Sidebar: I think it’s pretty wicked that all three of us are UNC Charlotte alum ;).

Enjoy!

Rosie

Rejected!

So I’ve been slackin’ off some with my blogging lately. Mainly because I’m directing a show, but also because honestly I sometimes don’t know what I want to write about, what medium I want to write in, or if anyone cares. There is the money shot. I’ve been thinking a lot lately about why I write and who I write for. I journal daily. That clearly is for me to cut through the cob webs and try to stabilize my rambling mind. Other stuff, whether I care to admit it or not…is for others.

I like to think I help or entertain people with what I write, but I’ve had to consider lately the very real possibility that outside a very small number of people in the grand scheme of things…no one really cares. I am just one writer out of millions.
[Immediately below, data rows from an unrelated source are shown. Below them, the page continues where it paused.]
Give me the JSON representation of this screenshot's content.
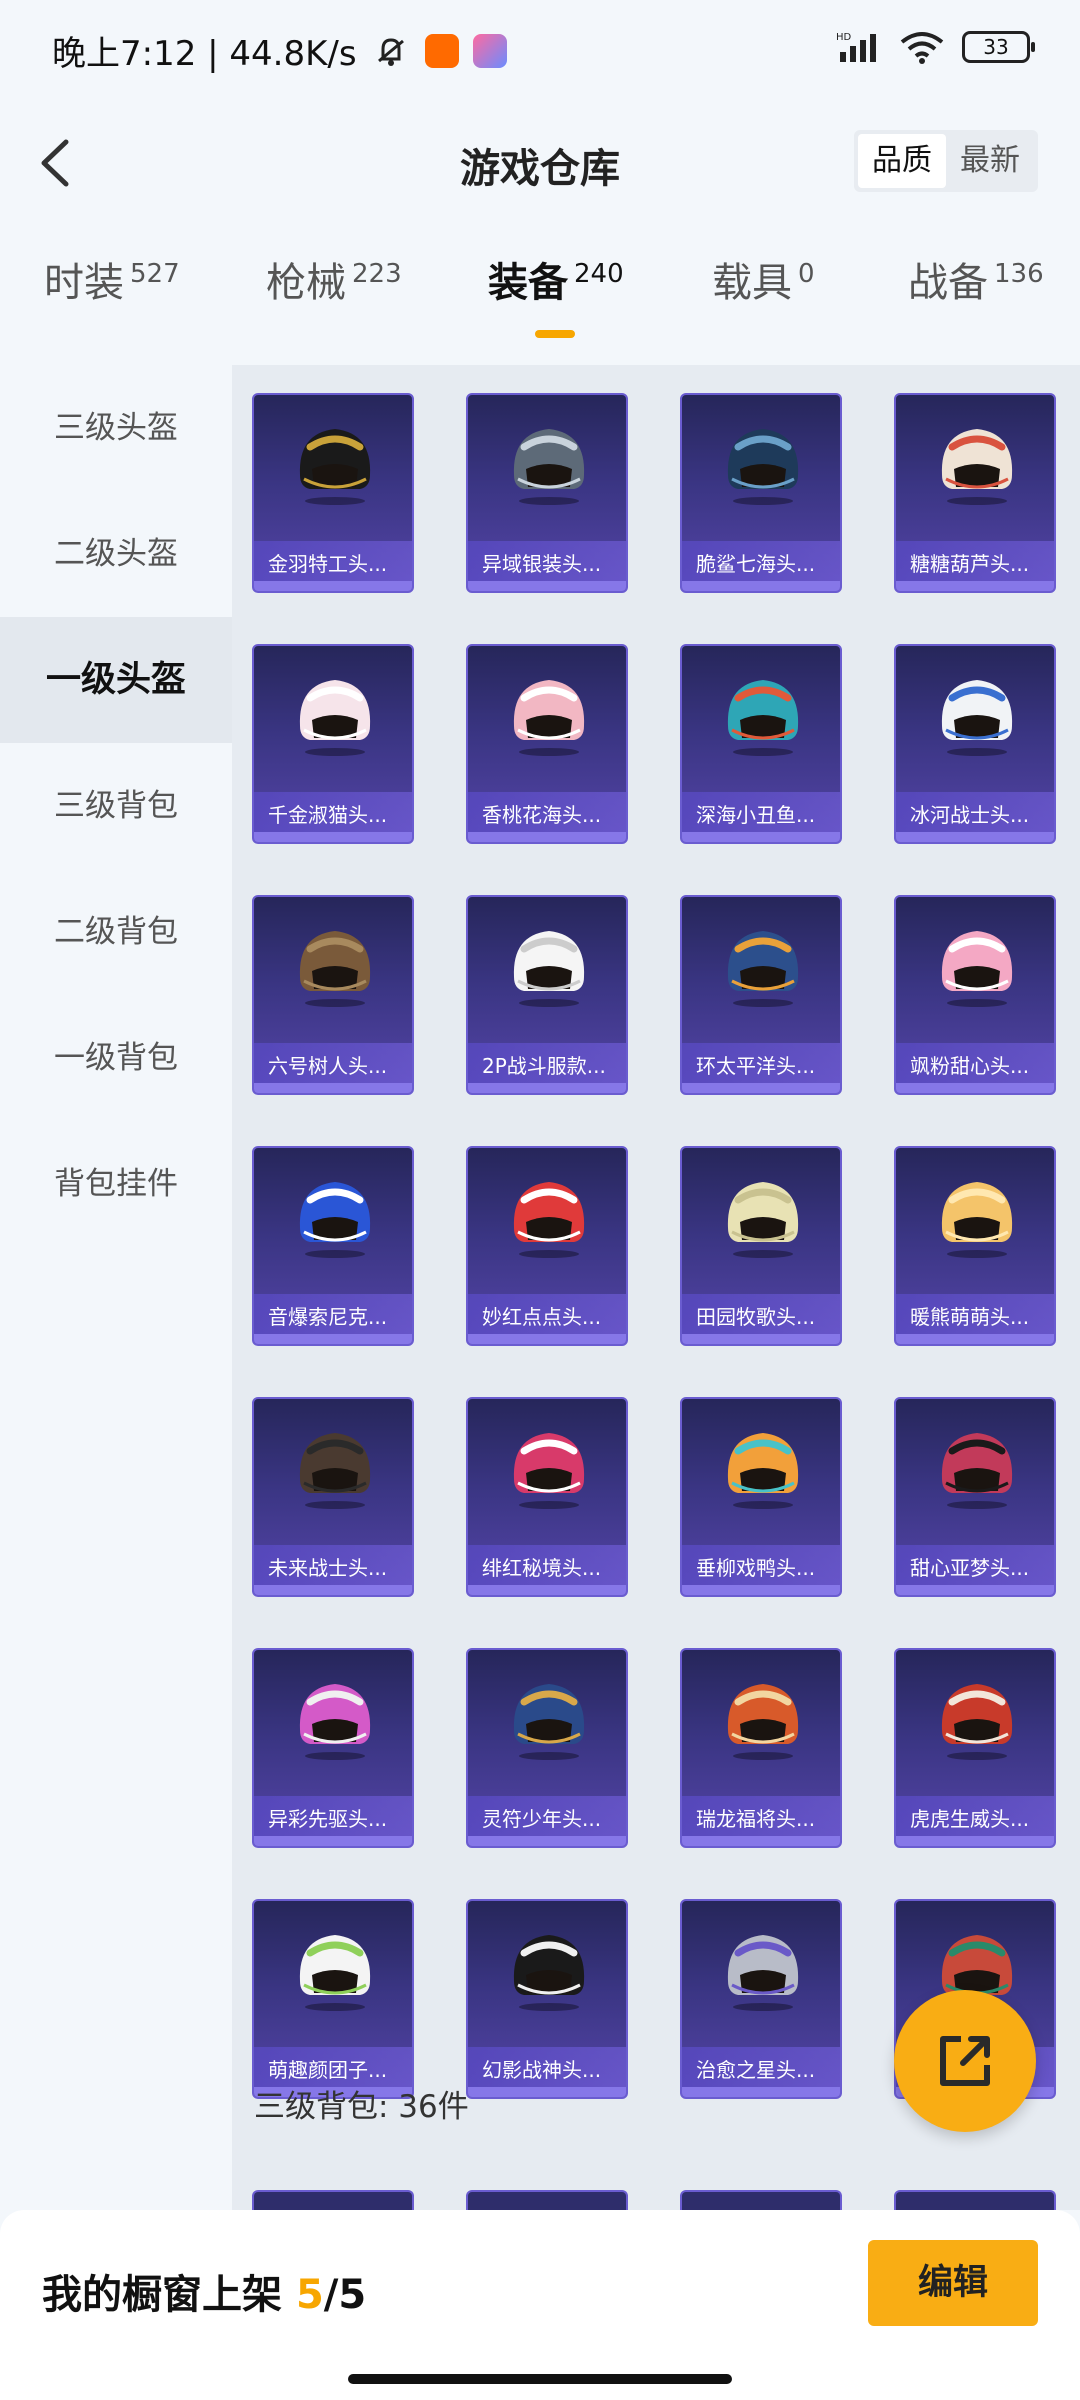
{
  "status_bar": {
    "time_network": "晚上7:12 | 44.8K/s",
    "battery": "33",
    "signal_label": "HD"
  },
  "header": {
    "title": "游戏仓库",
    "sort_options": [
      "品质",
      "最新"
    ],
    "sort_active": "品质"
  },
  "tabs": [
    {
      "label": "时装",
      "count": "527"
    },
    {
      "label": "枪械",
      "count": "223"
    },
    {
      "label": "装备",
      "count": "240"
    },
    {
      "label": "载具",
      "count": "0"
    },
    {
      "label": "战备",
      "count": "136"
    }
  ],
  "active_tab": "装备",
  "sidebar": {
    "items": [
      "三级头盔",
      "二级头盔",
      "一级头盔",
      "三级背包",
      "二级背包",
      "一级背包",
      "背包挂件"
    ],
    "active": "一级头盔"
  },
  "items": [
    {
      "name": "金羽特工头...",
      "colors": [
        "#1a1a1a",
        "#c9a23a"
      ]
    },
    {
      "name": "异域银装头...",
      "colors": [
        "#5d6a78",
        "#c9d3dc"
      ]
    },
    {
      "name": "脆鲨七海头...",
      "colors": [
        "#1e3a5a",
        "#6aa0c8"
      ]
    },
    {
      "name": "糖糖葫芦头...",
      "colors": [
        "#efe3d5",
        "#d9533f"
      ]
    },
    {
      "name": "千金淑猫头...",
      "colors": [
        "#f6e4ea",
        "#ffffff"
      ]
    },
    {
      "name": "香桃花海头...",
      "colors": [
        "#f2b7c3",
        "#ffffff"
      ]
    },
    {
      "name": "深海小丑鱼...",
      "colors": [
        "#2ea6b6",
        "#e05a3a"
      ]
    },
    {
      "name": "冰河战士头...",
      "colors": [
        "#f1f3f6",
        "#3a6fd0"
      ]
    },
    {
      "name": "六号树人头...",
      "colors": [
        "#7a5a3a",
        "#a88a5e"
      ]
    },
    {
      "name": "2P战斗服款...",
      "colors": [
        "#f5f5f5",
        "#cccccc"
      ]
    },
    {
      "name": "环太平洋头...",
      "colors": [
        "#2c4f8c",
        "#e9a13a"
      ]
    },
    {
      "name": "飒粉甜心头...",
      "colors": [
        "#f4a8c4",
        "#ffffff"
      ]
    },
    {
      "name": "音爆索尼克...",
      "colors": [
        "#2a56d6",
        "#ffffff"
      ]
    },
    {
      "name": "妙红点点头...",
      "colors": [
        "#e03a3a",
        "#ffffff"
      ]
    },
    {
      "name": "田园牧歌头...",
      "colors": [
        "#e8e2b4",
        "#c9c290"
      ]
    },
    {
      "name": "暖熊萌萌头...",
      "colors": [
        "#f4c46a",
        "#ffe8b0"
      ]
    },
    {
      "name": "未来战士头...",
      "colors": [
        "#4a3a30",
        "#2a2a2a"
      ]
    },
    {
      "name": "绯红秘境头...",
      "colors": [
        "#d83a6a",
        "#ffffff"
      ]
    },
    {
      "name": "垂柳戏鸭头...",
      "colors": [
        "#f2a03a",
        "#48c2c8"
      ]
    },
    {
      "name": "甜心亚梦头...",
      "colors": [
        "#c23a5a",
        "#1a1a1a"
      ]
    },
    {
      "name": "异彩先驱头...",
      "colors": [
        "#d45ac8",
        "#f0f0f0"
      ]
    },
    {
      "name": "灵符少年头...",
      "colors": [
        "#2a4a8a",
        "#d8a84a"
      ]
    },
    {
      "name": "瑞龙福将头...",
      "colors": [
        "#d85a2a",
        "#f2d6a0"
      ]
    },
    {
      "name": "虎虎生威头...",
      "colors": [
        "#c83a2a",
        "#f2e6da"
      ]
    },
    {
      "name": "萌趣颜团子...",
      "colors": [
        "#f4f4f4",
        "#8fd05a"
      ]
    },
    {
      "name": "幻影战神头...",
      "colors": [
        "#1a1a1a",
        "#f0f0f0"
      ]
    },
    {
      "name": "治愈之星头...",
      "colors": [
        "#b8bcc8",
        "#6a5ac8"
      ]
    },
    {
      "name": "",
      "colors": [
        "#c84a3a",
        "#2a8a6a"
      ]
    }
  ],
  "section": {
    "label": "三级背包: 36件"
  },
  "bottom": {
    "shelf_label": "我的橱窗上架",
    "shelf_count": "5",
    "shelf_total": "/5",
    "edit_label": "编辑"
  }
}
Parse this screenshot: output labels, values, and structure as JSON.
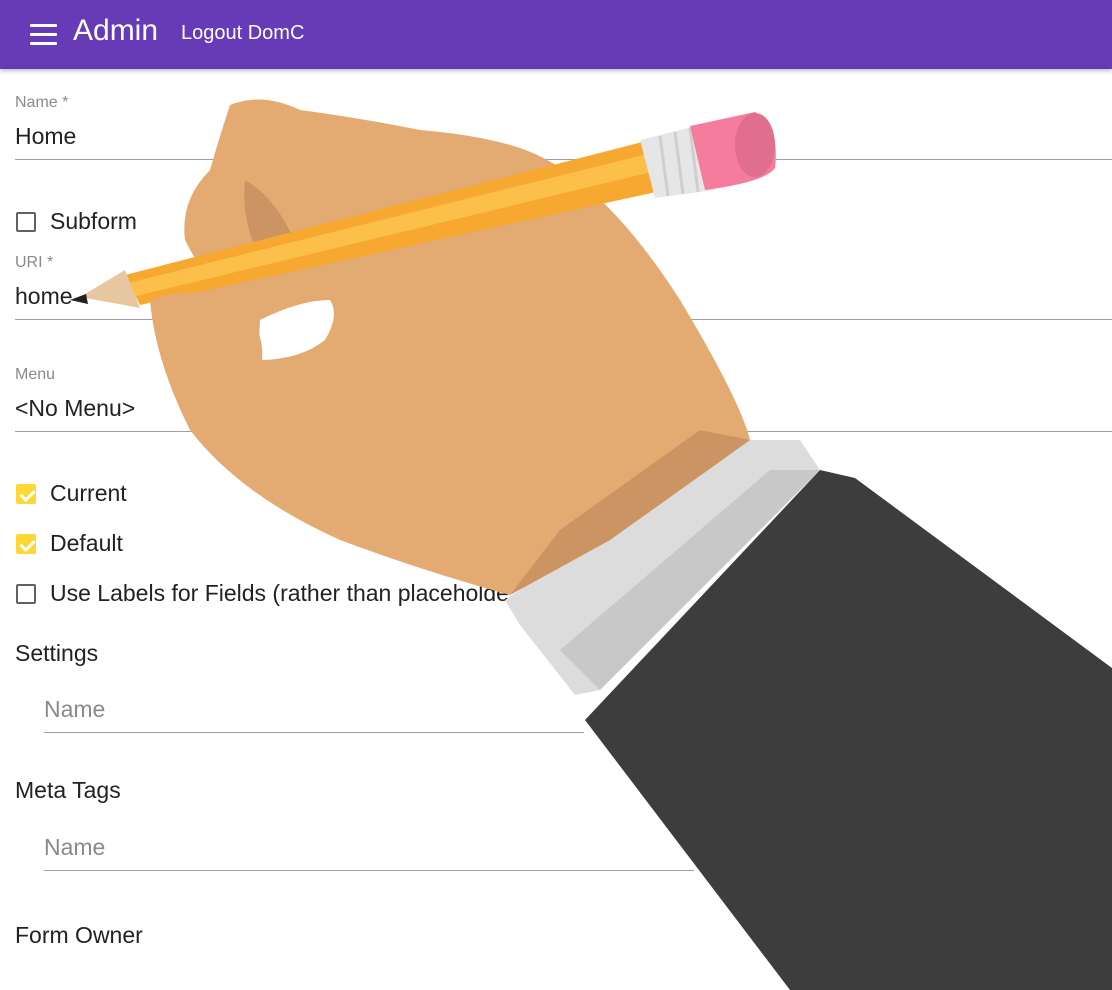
{
  "header": {
    "title": "Admin",
    "logout_label": "Logout DomC",
    "color": "#673ab7"
  },
  "form": {
    "name": {
      "label": "Name *",
      "value": "Home"
    },
    "subform": {
      "label": "Subform",
      "checked": false
    },
    "uri": {
      "label": "URI *",
      "value": "home"
    },
    "menu": {
      "label": "Menu",
      "value": "<No Menu>"
    },
    "current": {
      "label": "Current",
      "checked": true
    },
    "default": {
      "label": "Default",
      "checked": true
    },
    "use_labels": {
      "label": "Use Labels for Fields (rather than placeholde",
      "checked": false
    },
    "settings": {
      "title": "Settings",
      "name_placeholder": "Name"
    },
    "meta_tags": {
      "title": "Meta Tags",
      "name_placeholder": "Name"
    },
    "form_owner": {
      "title": "Form Owner"
    }
  },
  "colors": {
    "checkbox_checked": "#fdd835"
  },
  "icons": [
    "menu-icon",
    "checkbox-icon"
  ],
  "illustration": "hand-writing-with-pencil"
}
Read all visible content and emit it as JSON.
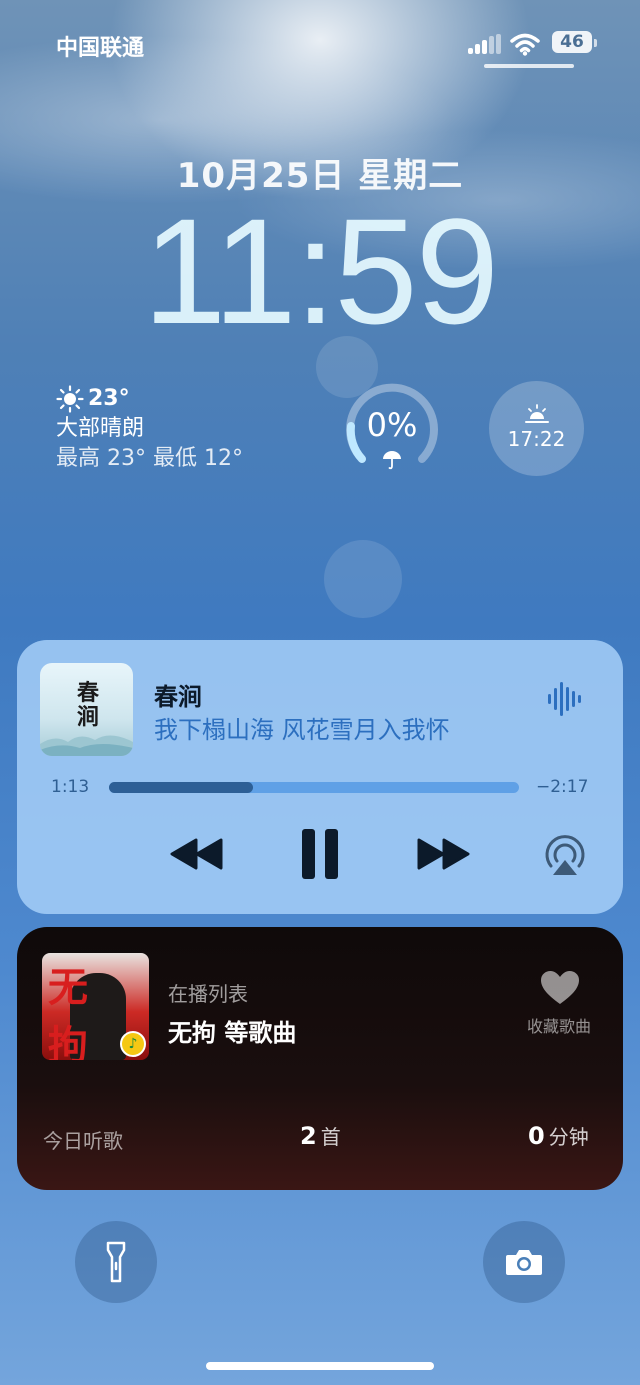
{
  "status_bar": {
    "carrier": "中国联通",
    "battery": "46",
    "icons": [
      "signal-icon",
      "wifi-icon",
      "battery-icon"
    ]
  },
  "lock_screen": {
    "date": "10月25日 星期二",
    "time": "11:59"
  },
  "widgets": {
    "weather": {
      "temp": "23°",
      "condition": "大部晴朗",
      "range": "最高 23° 最低 12°",
      "icon": "sun-icon"
    },
    "rain": {
      "value": "0%",
      "icon": "umbrella-icon"
    },
    "sunset": {
      "time": "17:22",
      "icon": "sunset-icon"
    }
  },
  "now_playing": {
    "album_art_title": "春涧",
    "title": "春涧",
    "subtitle": "我下榻山海 风花雪月入我怀",
    "elapsed": "1:13",
    "remaining": "−2:17",
    "progress": 0.35,
    "controls": [
      "rewind-icon",
      "pause-icon",
      "fast-forward-icon",
      "airplay-icon"
    ],
    "accent": "#2c6fbf"
  },
  "playlist_widget": {
    "album_art_title": "无拘",
    "label": "在播列表",
    "title": "无拘 等歌曲",
    "favorite_label": "收藏歌曲",
    "stats": {
      "label": "今日听歌",
      "songs_value": "2",
      "songs_unit": "首",
      "minutes_value": "0",
      "minutes_unit": "分钟"
    }
  },
  "quick_actions": [
    "flashlight-icon",
    "camera-icon"
  ]
}
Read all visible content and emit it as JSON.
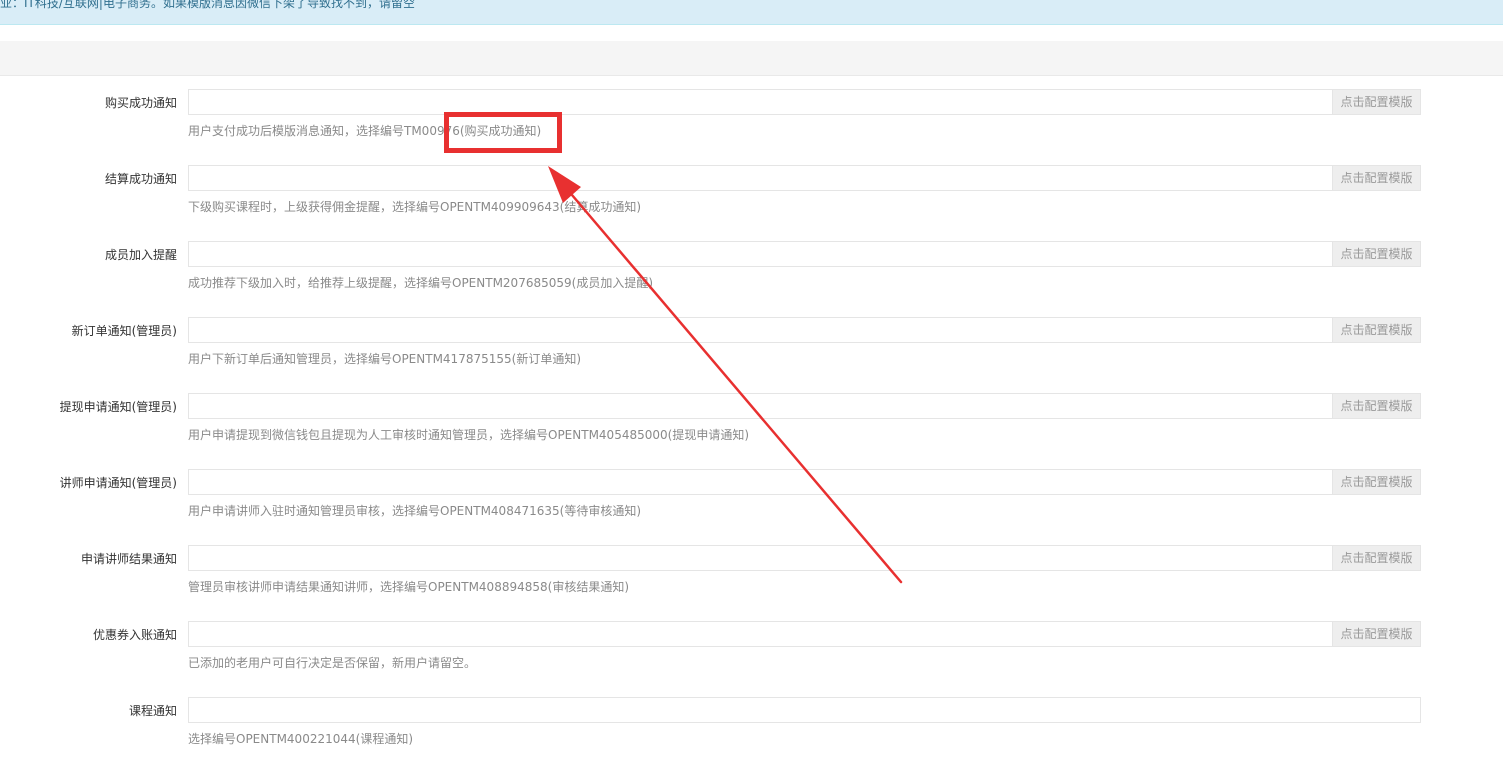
{
  "notice": {
    "text": "业：IT科技/互联网|电子商务。如果模版消息因微信下架了导致找不到，请留空"
  },
  "addon_label": "点击配置模版",
  "rows": [
    {
      "label": "购买成功通知",
      "value": "",
      "help": "用户支付成功后模版消息通知，选择编号TM00976(购买成功通知)"
    },
    {
      "label": "结算成功通知",
      "value": "",
      "help": "下级购买课程时，上级获得佣金提醒，选择编号OPENTM409909643(结算成功通知)"
    },
    {
      "label": "成员加入提醒",
      "value": "",
      "help": "成功推荐下级加入时，给推荐上级提醒，选择编号OPENTM207685059(成员加入提醒)"
    },
    {
      "label": "新订单通知(管理员)",
      "value": "",
      "help": "用户下新订单后通知管理员，选择编号OPENTM417875155(新订单通知)"
    },
    {
      "label": "提现申请通知(管理员)",
      "value": "",
      "help": "用户申请提现到微信钱包且提现为人工审核时通知管理员，选择编号OPENTM405485000(提现申请通知)"
    },
    {
      "label": "讲师申请通知(管理员)",
      "value": "",
      "help": "用户申请讲师入驻时通知管理员审核，选择编号OPENTM408471635(等待审核通知)"
    },
    {
      "label": "申请讲师结果通知",
      "value": "",
      "help": "管理员审核讲师申请结果通知讲师，选择编号OPENTM408894858(审核结果通知)"
    },
    {
      "label": "优惠券入账通知",
      "value": "",
      "help": "已添加的老用户可自行决定是否保留，新用户请留空。"
    },
    {
      "label": "课程通知",
      "value": "",
      "help": "选择编号OPENTM400221044(课程通知)"
    }
  ],
  "colors": {
    "annotation": "#e83030",
    "notice_background": "#d9edf7",
    "help_text": "#8a8a8a"
  }
}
While I may be fairly decent at it, I try not to delude myself into thinking that I’m “the best”. So why do it? Up until now it’s been for that ugly V word (no not vagina). VALIDATION.

No one wants to die thinking their life really didn’t mean much. So we seek, almost from the time we’re toddlers for something that defines us. Most of the time we can count on others to identify us based on their perception of who we are. Who we are in the truest sense is buried underneath layers of outside opinions and we self fulfill the prophecies of others until we reach a point when something just doesn’t feel right. Maybe we’re teenagers when it happens. Maybe we’re a 45 year old man with a classic Trans Am, a digitally remastered version of the Slippery When Wet album, and a young woman in the passenger seat born the same year Living On Prayer hit the Billboard charts. Whenever it happens, it happens. Then we spend the bulk of the rest of our lives trying to figure out who the fuck we are.

In a sense, I am lucky. No one ever labeled my a writer. It was suggested I was good at it, however it was never quite driven home as much as things like “you’re fat”, “you’re poor”, “you’re weak” (mainly due to my asthma).  I was able to choose writing in a very organic way. When I did, I ran with it, but because I was never labeled “writer” it was harder for me to believe…Catch 22.  So what did I do, I began to seek validation that I was a writer through my writing. I began to seek my value through people’s feelings about my writing. I’ve had successes that have allowed me to believe a little bit more, however when I have had failures…I feel those son-of-a-bitches like alcohol on a paper cut. The fond memories of first time out cover stories, acceptance to cross country playwrights festivals fade instantly.

I recently got a letter…a rejection letter…for a fellowship that I felt would have solidified the fact that I was indeed a writer of merit. It felt like my heart had been ripped out. I sat in my car screamed, and cried for about 5 minutes, then just felt like shit for the rest of the evening. Thank GOD for recovery. It took me no longer than 24 short hours to realize why it hurt so bad. It was because I not only was seeking confirmation of the fact that I was a writer. I was seeking confirmation of my value as a human being. That’s dangerous shit. That’s hell of a lot of weight to give a $10,000 fellowship. Ten thousand dollars ain’t worth my good feelings about myself. It’s time to abort mission, and redirect. Because thinking like that will KILL a muthaphucka like me.

I have to keep up the work on me. Double up my effort on being satisfied with just being. I was listening to A New Earth (by Eckhart Tolle) while I was on the road the other day and he said something that just blew my mind completely. I’m paraphrasing, but essentially he said that in my desire to be the best (writer in my case) I’m depending on millions of other people’s failures. That bothers the hell out of me. I don’t want my  “success” and good feeling about me to be based on someone else being miserable. I want my life to be a success simply because I AM. Back to the drawing board :).

Rosie.